# What is being asked
Work out how many lines below contain "Дата", then write only that number.
________________
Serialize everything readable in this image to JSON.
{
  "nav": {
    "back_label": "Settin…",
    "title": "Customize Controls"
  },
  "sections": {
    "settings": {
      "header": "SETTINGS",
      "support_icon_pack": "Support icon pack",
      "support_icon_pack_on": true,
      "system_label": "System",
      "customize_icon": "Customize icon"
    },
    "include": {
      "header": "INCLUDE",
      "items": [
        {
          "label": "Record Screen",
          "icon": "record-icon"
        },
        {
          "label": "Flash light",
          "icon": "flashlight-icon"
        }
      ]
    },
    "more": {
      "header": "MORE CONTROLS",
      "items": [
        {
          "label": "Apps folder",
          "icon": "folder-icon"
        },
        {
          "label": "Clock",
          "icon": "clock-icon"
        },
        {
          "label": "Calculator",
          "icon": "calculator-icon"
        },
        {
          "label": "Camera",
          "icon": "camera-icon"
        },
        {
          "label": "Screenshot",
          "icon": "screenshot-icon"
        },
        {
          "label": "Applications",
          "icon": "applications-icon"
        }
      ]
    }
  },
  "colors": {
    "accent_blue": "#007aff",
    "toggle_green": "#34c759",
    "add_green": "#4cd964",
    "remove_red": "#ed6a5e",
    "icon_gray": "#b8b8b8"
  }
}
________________
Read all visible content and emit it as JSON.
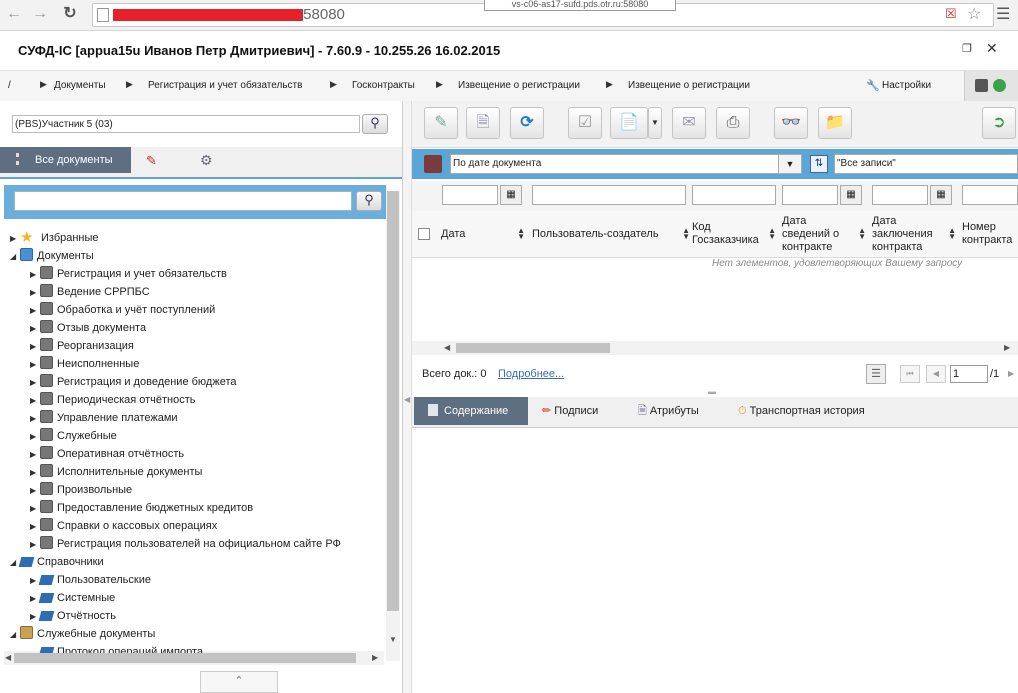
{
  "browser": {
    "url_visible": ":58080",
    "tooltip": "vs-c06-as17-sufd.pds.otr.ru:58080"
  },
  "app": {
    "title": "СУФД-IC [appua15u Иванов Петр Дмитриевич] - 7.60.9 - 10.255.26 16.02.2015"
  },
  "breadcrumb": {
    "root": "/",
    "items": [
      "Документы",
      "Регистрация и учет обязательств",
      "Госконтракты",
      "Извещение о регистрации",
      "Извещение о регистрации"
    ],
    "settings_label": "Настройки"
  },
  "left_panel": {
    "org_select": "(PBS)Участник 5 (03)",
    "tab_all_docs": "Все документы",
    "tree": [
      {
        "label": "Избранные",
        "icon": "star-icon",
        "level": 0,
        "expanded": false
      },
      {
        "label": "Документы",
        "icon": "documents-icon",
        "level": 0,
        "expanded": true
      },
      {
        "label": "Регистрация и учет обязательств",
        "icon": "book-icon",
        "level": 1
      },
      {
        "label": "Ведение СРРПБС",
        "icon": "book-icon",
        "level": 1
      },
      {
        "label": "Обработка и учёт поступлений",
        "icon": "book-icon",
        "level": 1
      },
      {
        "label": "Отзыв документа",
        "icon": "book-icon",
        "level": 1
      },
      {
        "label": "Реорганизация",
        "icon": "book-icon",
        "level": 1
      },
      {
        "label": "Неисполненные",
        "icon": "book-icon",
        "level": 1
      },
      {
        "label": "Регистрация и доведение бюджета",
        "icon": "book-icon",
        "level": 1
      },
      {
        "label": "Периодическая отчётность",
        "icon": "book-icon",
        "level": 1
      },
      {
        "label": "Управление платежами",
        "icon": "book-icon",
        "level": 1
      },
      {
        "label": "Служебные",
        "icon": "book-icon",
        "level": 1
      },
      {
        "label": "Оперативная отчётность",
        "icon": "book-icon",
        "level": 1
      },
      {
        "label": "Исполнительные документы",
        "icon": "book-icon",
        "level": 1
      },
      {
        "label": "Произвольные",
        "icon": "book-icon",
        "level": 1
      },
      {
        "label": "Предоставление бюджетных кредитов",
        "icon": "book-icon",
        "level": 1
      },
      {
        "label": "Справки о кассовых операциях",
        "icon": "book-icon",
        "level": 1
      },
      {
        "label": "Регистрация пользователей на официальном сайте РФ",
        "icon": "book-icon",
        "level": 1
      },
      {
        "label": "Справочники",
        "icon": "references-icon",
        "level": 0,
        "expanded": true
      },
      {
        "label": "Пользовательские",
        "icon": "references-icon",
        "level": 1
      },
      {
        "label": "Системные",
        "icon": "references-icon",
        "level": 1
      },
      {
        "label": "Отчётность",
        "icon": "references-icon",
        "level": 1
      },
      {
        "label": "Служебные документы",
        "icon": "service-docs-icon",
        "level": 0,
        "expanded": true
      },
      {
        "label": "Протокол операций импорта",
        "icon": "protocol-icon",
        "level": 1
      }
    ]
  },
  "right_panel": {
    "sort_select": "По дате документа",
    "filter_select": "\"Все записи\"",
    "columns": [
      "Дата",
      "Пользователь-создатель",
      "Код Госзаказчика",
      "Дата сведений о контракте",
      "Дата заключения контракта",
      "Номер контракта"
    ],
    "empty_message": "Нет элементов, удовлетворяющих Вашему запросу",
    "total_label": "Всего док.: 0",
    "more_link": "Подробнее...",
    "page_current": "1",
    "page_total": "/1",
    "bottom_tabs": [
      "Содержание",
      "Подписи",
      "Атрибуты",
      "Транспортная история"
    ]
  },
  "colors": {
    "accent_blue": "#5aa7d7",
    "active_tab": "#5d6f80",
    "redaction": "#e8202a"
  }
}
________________
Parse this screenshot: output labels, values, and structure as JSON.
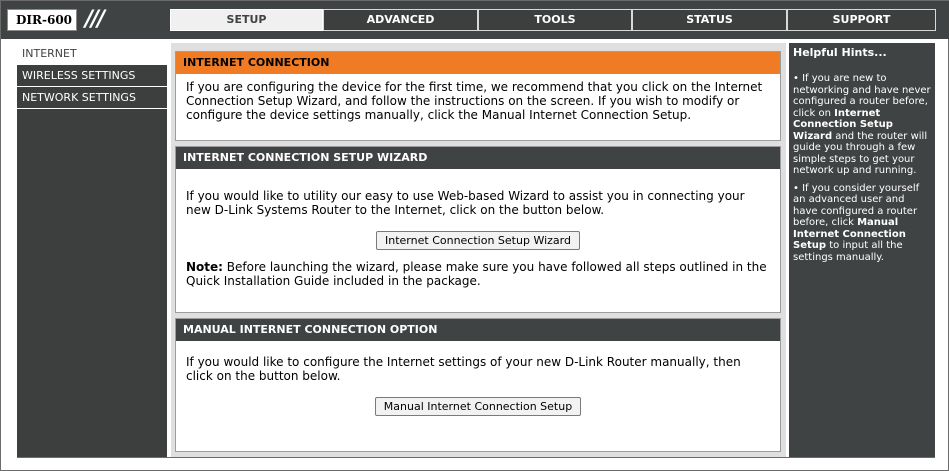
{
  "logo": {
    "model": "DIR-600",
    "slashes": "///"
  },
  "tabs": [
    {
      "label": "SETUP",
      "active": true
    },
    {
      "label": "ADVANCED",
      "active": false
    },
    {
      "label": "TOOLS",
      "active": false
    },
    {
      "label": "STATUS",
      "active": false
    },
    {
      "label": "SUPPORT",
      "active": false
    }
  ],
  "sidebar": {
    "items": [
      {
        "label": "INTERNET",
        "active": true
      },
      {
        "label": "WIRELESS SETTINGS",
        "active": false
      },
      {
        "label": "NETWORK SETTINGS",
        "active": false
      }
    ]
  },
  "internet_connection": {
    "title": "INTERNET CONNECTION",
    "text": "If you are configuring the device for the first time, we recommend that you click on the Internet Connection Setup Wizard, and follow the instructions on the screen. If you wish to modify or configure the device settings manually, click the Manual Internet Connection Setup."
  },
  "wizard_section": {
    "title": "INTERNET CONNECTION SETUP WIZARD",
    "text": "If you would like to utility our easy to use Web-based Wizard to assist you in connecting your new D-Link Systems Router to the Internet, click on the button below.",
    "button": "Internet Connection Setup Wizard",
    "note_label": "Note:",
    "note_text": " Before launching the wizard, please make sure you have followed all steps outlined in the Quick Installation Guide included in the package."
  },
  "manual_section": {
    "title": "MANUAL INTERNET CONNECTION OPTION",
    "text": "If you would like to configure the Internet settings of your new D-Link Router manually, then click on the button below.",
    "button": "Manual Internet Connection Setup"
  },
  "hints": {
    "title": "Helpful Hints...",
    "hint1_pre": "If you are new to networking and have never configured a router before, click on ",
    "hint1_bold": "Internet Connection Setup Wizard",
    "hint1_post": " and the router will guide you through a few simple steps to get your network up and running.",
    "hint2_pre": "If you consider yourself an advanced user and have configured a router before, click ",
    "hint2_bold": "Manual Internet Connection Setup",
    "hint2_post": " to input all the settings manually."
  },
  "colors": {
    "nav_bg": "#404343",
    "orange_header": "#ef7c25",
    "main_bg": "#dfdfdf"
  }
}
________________
# Answer box
3